START EXERCISE DATA

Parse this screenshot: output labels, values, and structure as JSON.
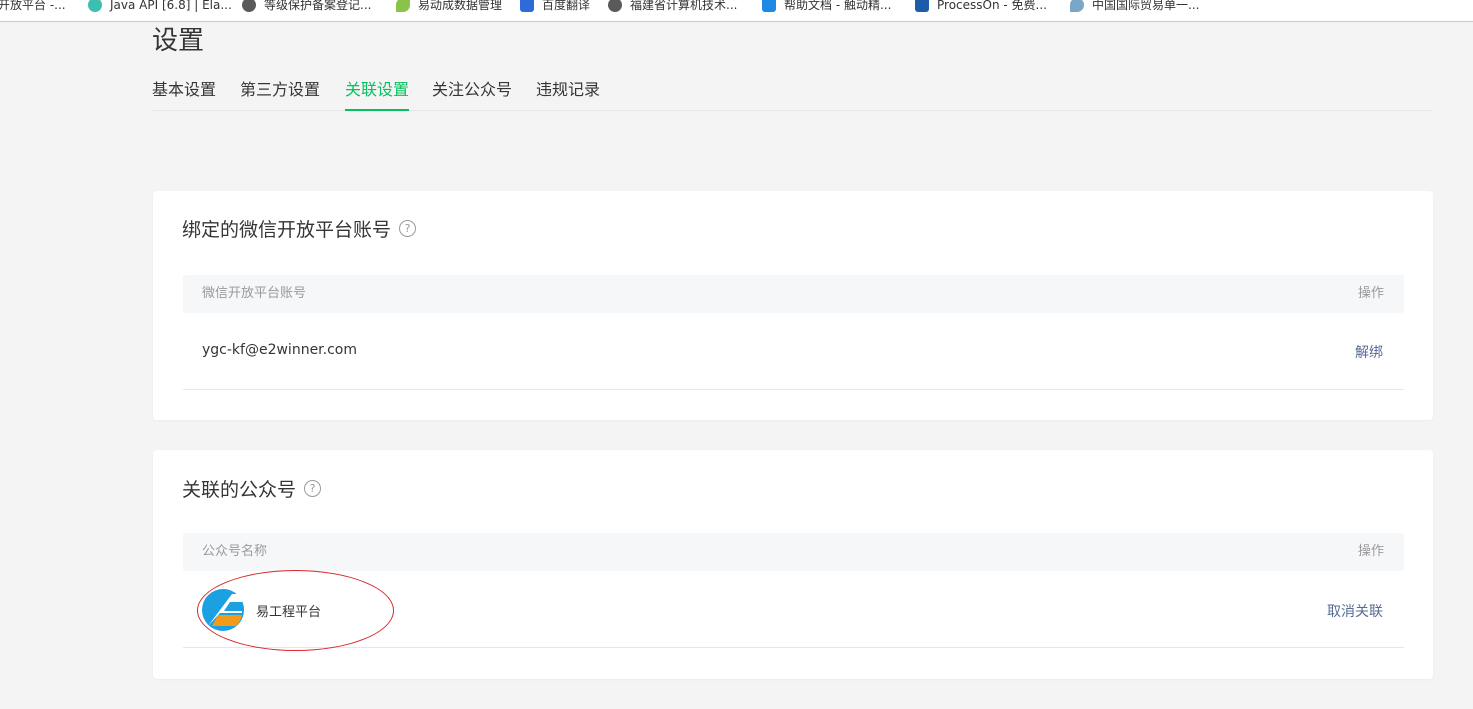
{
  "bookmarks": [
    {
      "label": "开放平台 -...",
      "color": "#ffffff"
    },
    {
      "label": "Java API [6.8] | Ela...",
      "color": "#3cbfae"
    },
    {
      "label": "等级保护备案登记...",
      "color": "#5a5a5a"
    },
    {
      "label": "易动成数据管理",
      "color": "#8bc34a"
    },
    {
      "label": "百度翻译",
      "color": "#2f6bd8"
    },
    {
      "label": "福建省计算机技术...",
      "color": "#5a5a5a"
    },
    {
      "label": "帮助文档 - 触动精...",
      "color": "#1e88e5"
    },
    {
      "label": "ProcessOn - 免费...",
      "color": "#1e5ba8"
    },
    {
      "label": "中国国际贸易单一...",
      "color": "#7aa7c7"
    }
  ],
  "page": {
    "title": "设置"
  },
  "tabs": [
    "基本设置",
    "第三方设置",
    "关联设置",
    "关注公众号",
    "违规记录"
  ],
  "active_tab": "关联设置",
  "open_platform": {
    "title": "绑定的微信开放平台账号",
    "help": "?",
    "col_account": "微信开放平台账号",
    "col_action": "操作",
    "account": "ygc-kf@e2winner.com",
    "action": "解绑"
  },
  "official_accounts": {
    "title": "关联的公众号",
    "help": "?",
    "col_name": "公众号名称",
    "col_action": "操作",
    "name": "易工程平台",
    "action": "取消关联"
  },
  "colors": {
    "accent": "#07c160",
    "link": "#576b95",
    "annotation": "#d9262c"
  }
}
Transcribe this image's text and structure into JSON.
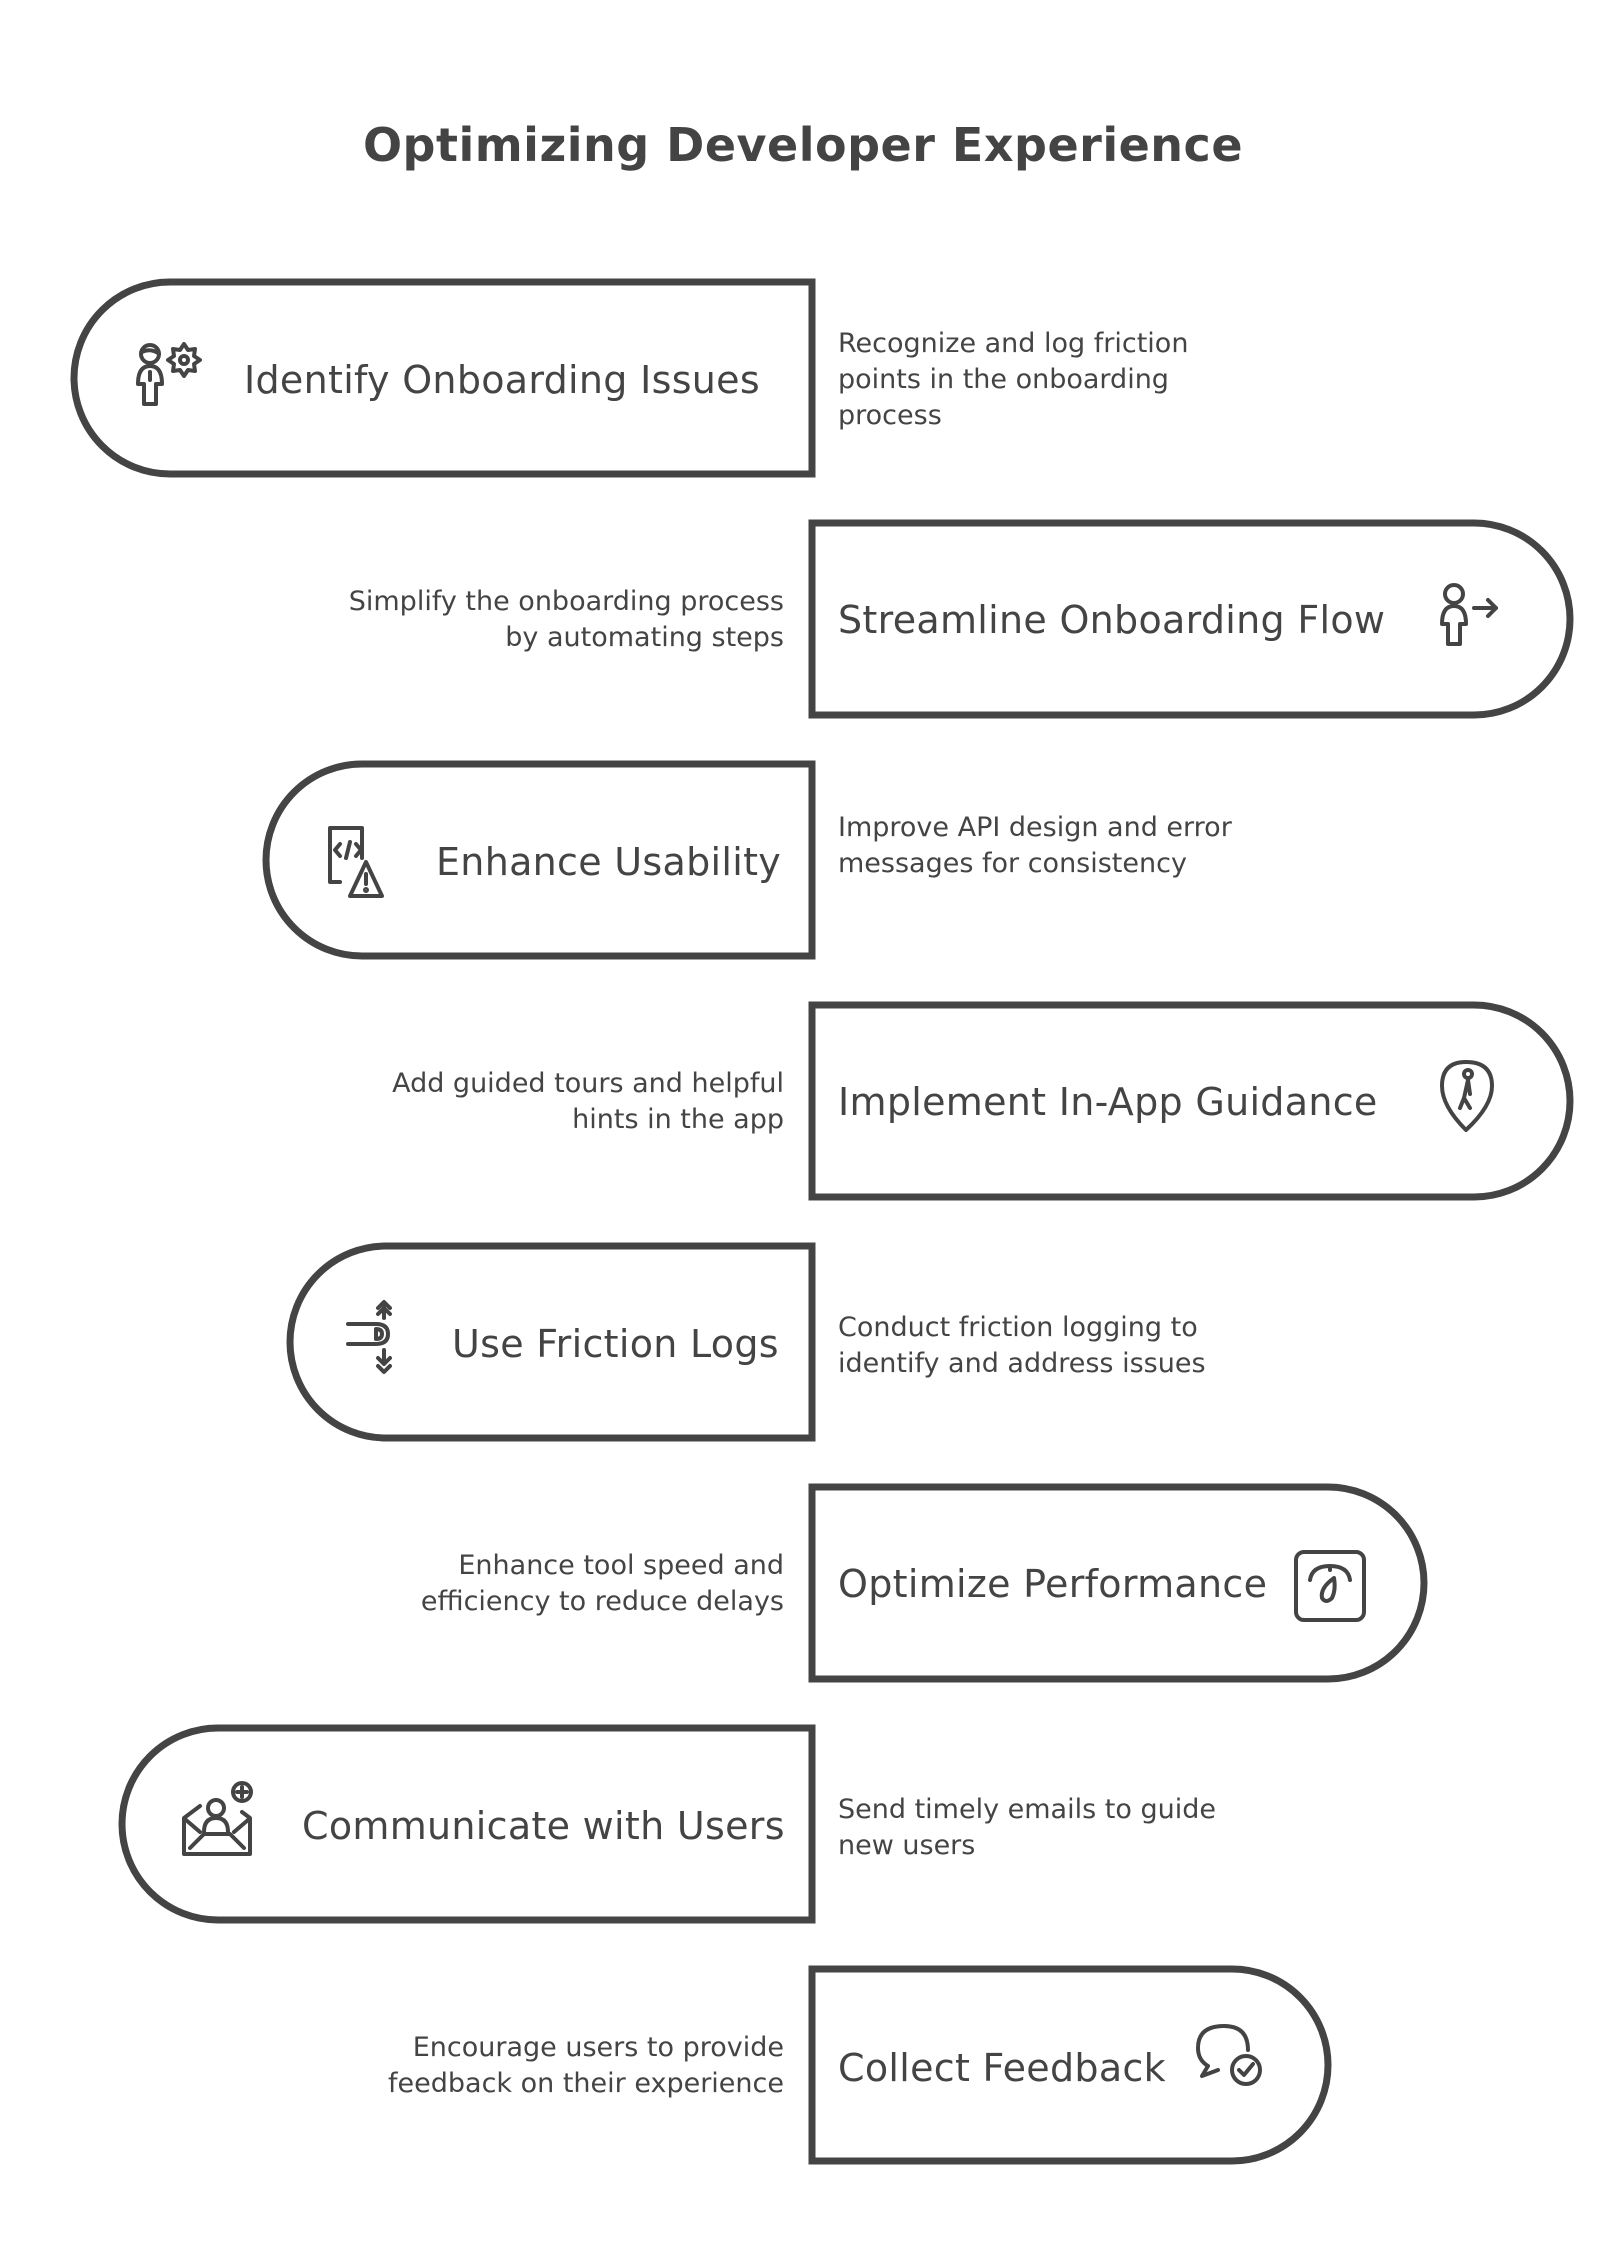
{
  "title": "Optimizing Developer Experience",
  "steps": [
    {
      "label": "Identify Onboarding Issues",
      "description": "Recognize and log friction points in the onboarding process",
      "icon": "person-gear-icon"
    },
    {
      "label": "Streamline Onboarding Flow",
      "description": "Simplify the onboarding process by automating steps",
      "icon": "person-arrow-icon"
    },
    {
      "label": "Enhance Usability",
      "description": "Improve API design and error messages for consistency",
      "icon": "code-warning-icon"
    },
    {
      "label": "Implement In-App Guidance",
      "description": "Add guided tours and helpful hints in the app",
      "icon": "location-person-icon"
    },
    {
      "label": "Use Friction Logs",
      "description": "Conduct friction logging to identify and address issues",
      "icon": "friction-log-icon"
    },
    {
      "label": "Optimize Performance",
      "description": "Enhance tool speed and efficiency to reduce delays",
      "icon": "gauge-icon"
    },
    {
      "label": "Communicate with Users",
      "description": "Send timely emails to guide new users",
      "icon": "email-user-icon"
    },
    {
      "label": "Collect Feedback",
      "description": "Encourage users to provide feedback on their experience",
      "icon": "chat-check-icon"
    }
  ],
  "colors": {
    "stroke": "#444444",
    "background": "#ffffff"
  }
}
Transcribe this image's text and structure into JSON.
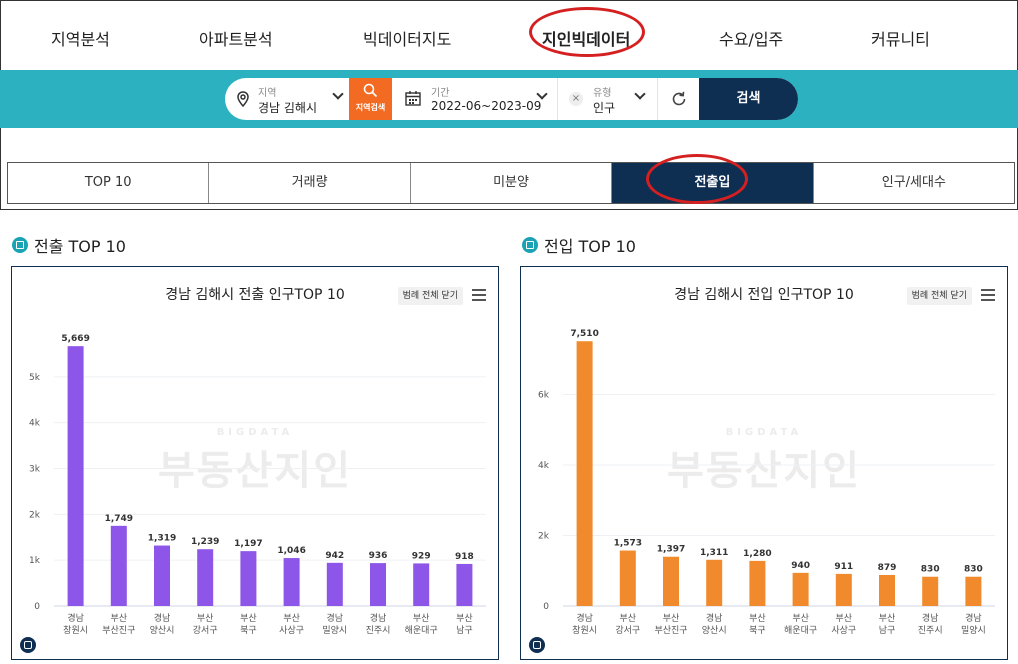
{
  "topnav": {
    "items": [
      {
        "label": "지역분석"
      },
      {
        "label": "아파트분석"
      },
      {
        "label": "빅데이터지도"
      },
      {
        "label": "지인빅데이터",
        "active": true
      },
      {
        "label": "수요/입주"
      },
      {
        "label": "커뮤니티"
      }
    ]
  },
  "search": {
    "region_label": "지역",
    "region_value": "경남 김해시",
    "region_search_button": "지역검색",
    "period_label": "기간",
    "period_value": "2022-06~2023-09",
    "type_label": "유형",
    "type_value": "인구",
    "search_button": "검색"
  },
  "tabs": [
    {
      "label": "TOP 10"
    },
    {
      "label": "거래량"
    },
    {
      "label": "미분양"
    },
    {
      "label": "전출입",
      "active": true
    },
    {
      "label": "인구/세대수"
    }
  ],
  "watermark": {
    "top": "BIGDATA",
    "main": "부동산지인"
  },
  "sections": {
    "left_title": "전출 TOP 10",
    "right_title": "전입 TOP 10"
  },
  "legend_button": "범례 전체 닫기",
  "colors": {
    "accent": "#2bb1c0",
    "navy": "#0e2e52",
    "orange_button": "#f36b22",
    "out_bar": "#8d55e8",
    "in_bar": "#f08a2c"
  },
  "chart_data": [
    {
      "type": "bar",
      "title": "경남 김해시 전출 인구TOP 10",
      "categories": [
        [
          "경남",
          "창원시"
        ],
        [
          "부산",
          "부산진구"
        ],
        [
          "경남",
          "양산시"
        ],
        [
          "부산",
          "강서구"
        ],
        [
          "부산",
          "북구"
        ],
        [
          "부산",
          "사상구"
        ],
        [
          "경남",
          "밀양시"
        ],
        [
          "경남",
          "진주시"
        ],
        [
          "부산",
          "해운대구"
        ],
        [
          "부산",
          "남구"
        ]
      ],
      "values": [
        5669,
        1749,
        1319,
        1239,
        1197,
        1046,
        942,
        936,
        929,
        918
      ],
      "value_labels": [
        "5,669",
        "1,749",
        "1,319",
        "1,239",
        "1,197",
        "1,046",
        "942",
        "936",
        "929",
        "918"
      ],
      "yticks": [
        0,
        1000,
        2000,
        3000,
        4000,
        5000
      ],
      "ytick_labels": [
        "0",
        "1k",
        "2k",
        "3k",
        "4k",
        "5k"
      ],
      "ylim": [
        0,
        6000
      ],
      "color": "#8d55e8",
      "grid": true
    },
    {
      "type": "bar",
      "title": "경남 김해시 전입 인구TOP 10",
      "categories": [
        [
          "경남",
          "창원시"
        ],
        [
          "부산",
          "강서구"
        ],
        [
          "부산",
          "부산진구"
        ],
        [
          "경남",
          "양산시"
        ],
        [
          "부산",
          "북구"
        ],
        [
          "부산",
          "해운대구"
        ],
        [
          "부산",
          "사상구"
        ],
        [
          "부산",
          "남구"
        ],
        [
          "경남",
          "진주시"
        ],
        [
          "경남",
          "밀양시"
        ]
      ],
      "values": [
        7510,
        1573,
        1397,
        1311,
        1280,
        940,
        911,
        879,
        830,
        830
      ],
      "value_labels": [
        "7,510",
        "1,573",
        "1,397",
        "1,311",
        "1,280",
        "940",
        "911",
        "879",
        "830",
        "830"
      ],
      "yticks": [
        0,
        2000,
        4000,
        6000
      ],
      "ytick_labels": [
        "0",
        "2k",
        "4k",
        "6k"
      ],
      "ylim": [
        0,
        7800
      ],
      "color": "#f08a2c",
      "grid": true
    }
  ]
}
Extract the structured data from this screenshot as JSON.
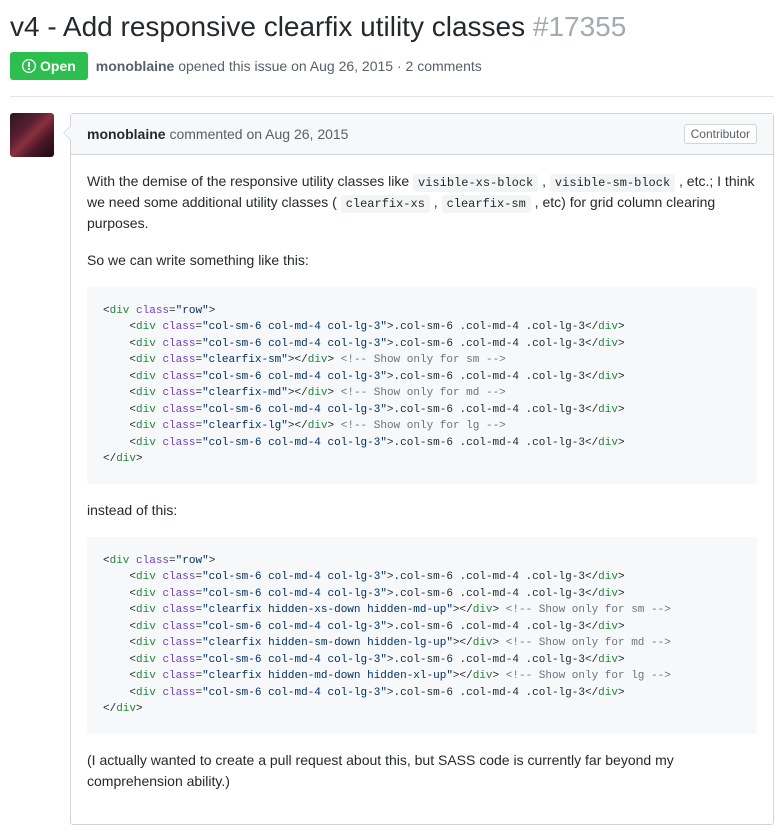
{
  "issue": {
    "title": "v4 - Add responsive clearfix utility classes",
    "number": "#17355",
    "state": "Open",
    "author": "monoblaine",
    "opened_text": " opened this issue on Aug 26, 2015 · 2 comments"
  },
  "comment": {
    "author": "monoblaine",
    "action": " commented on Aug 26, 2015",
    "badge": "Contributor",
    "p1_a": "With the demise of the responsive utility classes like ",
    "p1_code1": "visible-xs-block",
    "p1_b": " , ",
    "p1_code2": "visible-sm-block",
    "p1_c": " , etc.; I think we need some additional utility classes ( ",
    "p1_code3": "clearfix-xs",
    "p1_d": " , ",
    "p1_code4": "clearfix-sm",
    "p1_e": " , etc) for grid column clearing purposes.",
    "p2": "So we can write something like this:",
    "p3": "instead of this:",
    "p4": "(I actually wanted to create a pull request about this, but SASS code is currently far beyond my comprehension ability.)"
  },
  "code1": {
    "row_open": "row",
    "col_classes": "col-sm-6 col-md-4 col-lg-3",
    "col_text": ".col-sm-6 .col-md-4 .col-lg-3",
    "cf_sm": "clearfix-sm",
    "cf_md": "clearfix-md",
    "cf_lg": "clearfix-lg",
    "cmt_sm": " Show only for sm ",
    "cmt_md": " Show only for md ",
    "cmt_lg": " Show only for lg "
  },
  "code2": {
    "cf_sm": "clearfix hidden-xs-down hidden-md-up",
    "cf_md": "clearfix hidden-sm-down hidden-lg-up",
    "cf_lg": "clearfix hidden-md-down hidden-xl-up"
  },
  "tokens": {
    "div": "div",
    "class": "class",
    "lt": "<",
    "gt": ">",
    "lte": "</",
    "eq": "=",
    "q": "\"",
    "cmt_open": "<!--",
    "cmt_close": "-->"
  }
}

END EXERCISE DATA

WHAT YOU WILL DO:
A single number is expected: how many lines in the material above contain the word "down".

EXERCISE RESPONSE:
3